_Task requirements_
Records follow. Select each line holding "Выше".
[[ Listed entries, beginning ]]
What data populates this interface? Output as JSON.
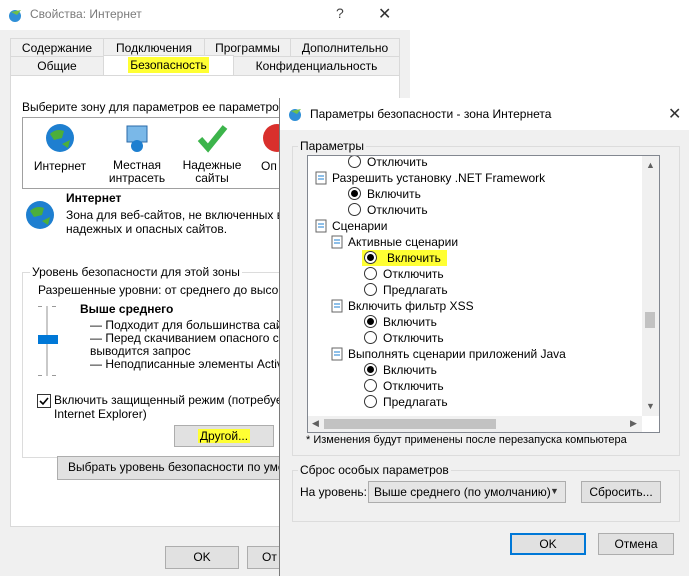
{
  "back": {
    "title": "Свойства: Интернет",
    "help": "?",
    "close": "✕",
    "tabs_top": [
      "Содержание",
      "Подключения",
      "Программы",
      "Дополнительно"
    ],
    "tabs_bottom": [
      "Общие",
      "Безопасность",
      "Конфиденциальность"
    ],
    "zone_prompt": "Выберите зону для параметров ее параметров безо",
    "zones": [
      "Интернет",
      "Местная интрасеть",
      "Надежные сайты",
      "Оп"
    ],
    "zone_heading": "Интернет",
    "zone_desc_line1": "Зона для веб-сайтов, не включенных в з",
    "zone_desc_line2": "надежных и опасных сайтов.",
    "level_group": "Уровень безопасности для этой зоны",
    "allowed_levels": "Разрешенные уровни: от среднего до высоко",
    "level_name": "Выше среднего",
    "level_items": [
      "— Подходит для большинства сайто",
      "— Перед скачиванием опасного соде",
      "выводится запрос",
      "— Неподписанные элементы ActiveX"
    ],
    "protected_mode_line1": "Включить защищенный режим (потребуется",
    "protected_mode_line2": "Internet Explorer)",
    "other_button": "Другой...",
    "default_level_button": "Выбрать уровень безопасности по умолча",
    "ok_button": "OK",
    "cancel_partial": "От"
  },
  "front": {
    "title": "Параметры безопасности - зона Интернета",
    "close": "✕",
    "settings_group": "Параметры",
    "tree": [
      {
        "text": "Отключить",
        "kind": "radio",
        "checked": false,
        "indent": 1
      },
      {
        "text": "Разрешить установку .NET Framework",
        "kind": "cat",
        "indent": 0
      },
      {
        "text": "Включить",
        "kind": "radio",
        "checked": true,
        "indent": 1
      },
      {
        "text": "Отключить",
        "kind": "radio",
        "checked": false,
        "indent": 1
      },
      {
        "text": "Сценарии",
        "kind": "folder",
        "indent": 0
      },
      {
        "text": "Активные сценарии",
        "kind": "cat",
        "indent": 1
      },
      {
        "text": "Включить",
        "kind": "radio",
        "checked": true,
        "indent": 2,
        "highlight": true
      },
      {
        "text": "Отключить",
        "kind": "radio",
        "checked": false,
        "indent": 2
      },
      {
        "text": "Предлагать",
        "kind": "radio",
        "checked": false,
        "indent": 2
      },
      {
        "text": "Включить фильтр XSS",
        "kind": "cat",
        "indent": 1
      },
      {
        "text": "Включить",
        "kind": "radio",
        "checked": true,
        "indent": 2
      },
      {
        "text": "Отключить",
        "kind": "radio",
        "checked": false,
        "indent": 2
      },
      {
        "text": "Выполнять сценарии приложений Java",
        "kind": "cat",
        "indent": 1
      },
      {
        "text": "Включить",
        "kind": "radio",
        "checked": true,
        "indent": 2
      },
      {
        "text": "Отключить",
        "kind": "radio",
        "checked": false,
        "indent": 2
      },
      {
        "text": "Предлагать",
        "kind": "radio",
        "checked": false,
        "indent": 2
      }
    ],
    "restart_note": "* Изменения будут применены после перезапуска компьютера",
    "reset_group": "Сброс особых параметров",
    "reset_to_label": "На уровень:",
    "reset_level_value": "Выше среднего (по умолчанию)",
    "reset_button": "Сбросить...",
    "ok_button": "OK",
    "cancel_button": "Отмена"
  },
  "colors": {
    "highlight": "#ffff33",
    "accent": "#0078d7",
    "check": "#3cb44b",
    "globe": "#1e7fd0"
  }
}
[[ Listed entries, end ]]
_Task answer_
    "level_name": "Выше среднего",
    "reset_level_value": "Выше среднего (по умолчанию)",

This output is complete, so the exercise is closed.